Barajas agrees, but recommends a sense of balance. "You need to balance this concept of 'can I enjoy life?' and 'can I invest in myself and my career?'"
It is a balance between sacrificing for the future and enjoying life in the present, he says.
"Use money for its highest and best purpose," Barajas says.
Other audience members come up with their questions about losing money on rental properties, about how much money is enough money for retirement (it depends), about divorce, about not making a big enough salary to retire comfortably.
Generally, although audience members have worries, from the advice given by the experts, they are doing pretty well with what they have already. NPR listeners that go to an event about personal finances are not, apparently, the worst people in America at finances.
Singletary tells people to write down a word: contentment.
"I think that if you are content with your life, some of that worry will go away," she says. "We can't predict everything, so be content with what you have. Just take a step back, take a breath and be grateful for what you have. Even if you don't have enough for retirement, even if you have student loan debt, even if you are not going to pay off your house by the time you retire, you still have far more than the vast majority of people on this world. So if you take a step back and be content, some of that worry will go away and you'll be OK."
After the event, Barrett talks with Singletary about how best to save for his grandbaby's college education. Because the growth is not taxed, she recommends looking into the 529 college education plans (such as the Utah Educational Savings Plan).
Barrett trusts the advice.

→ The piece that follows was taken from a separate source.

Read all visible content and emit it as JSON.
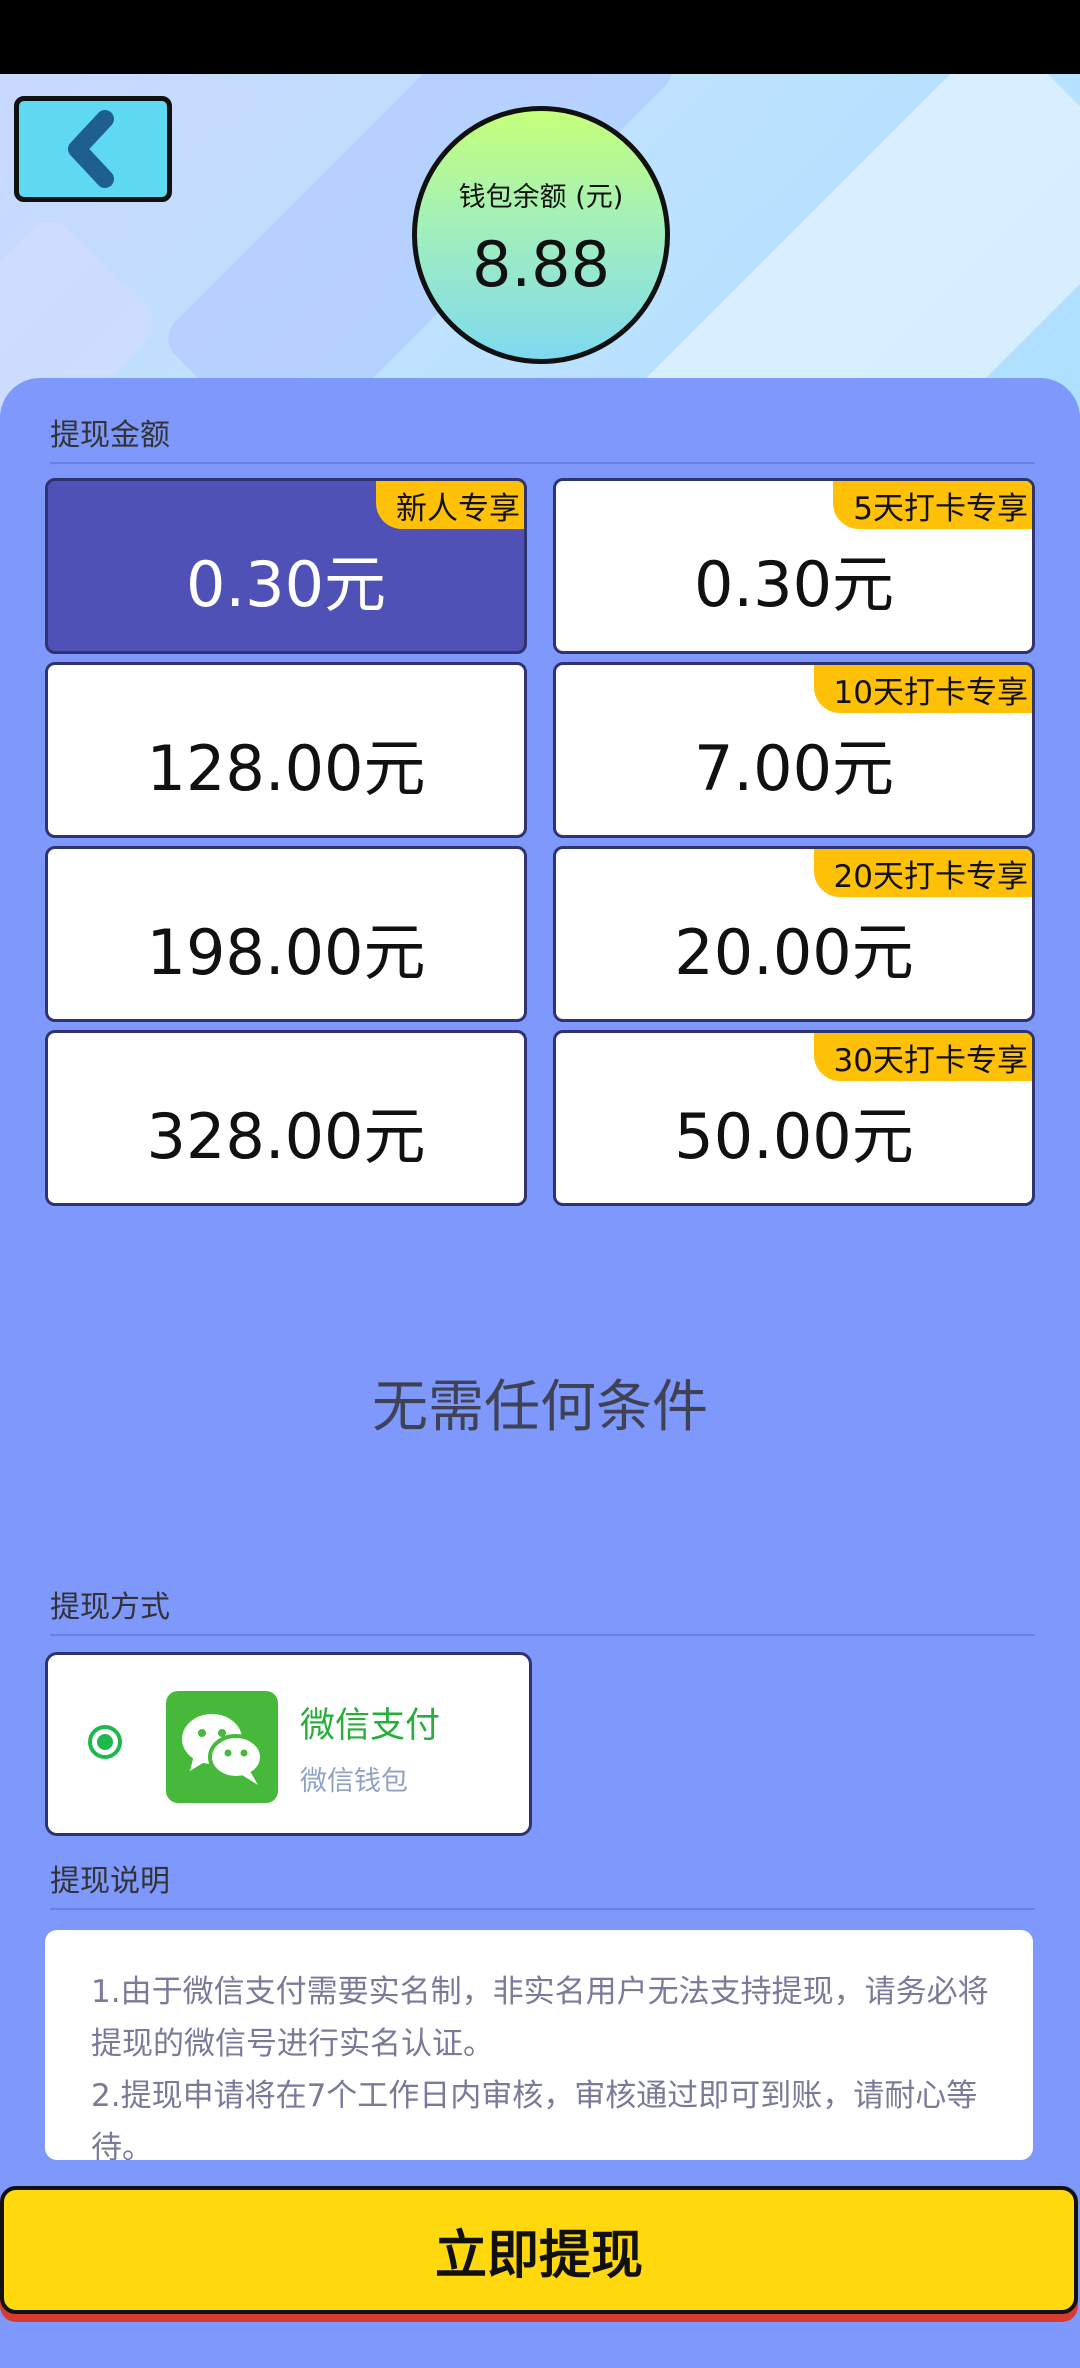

The crowd leaves the museum in a pretty good mood, followed by the NPR hosts and financial experts. Only the dinosaurs remain in the dark.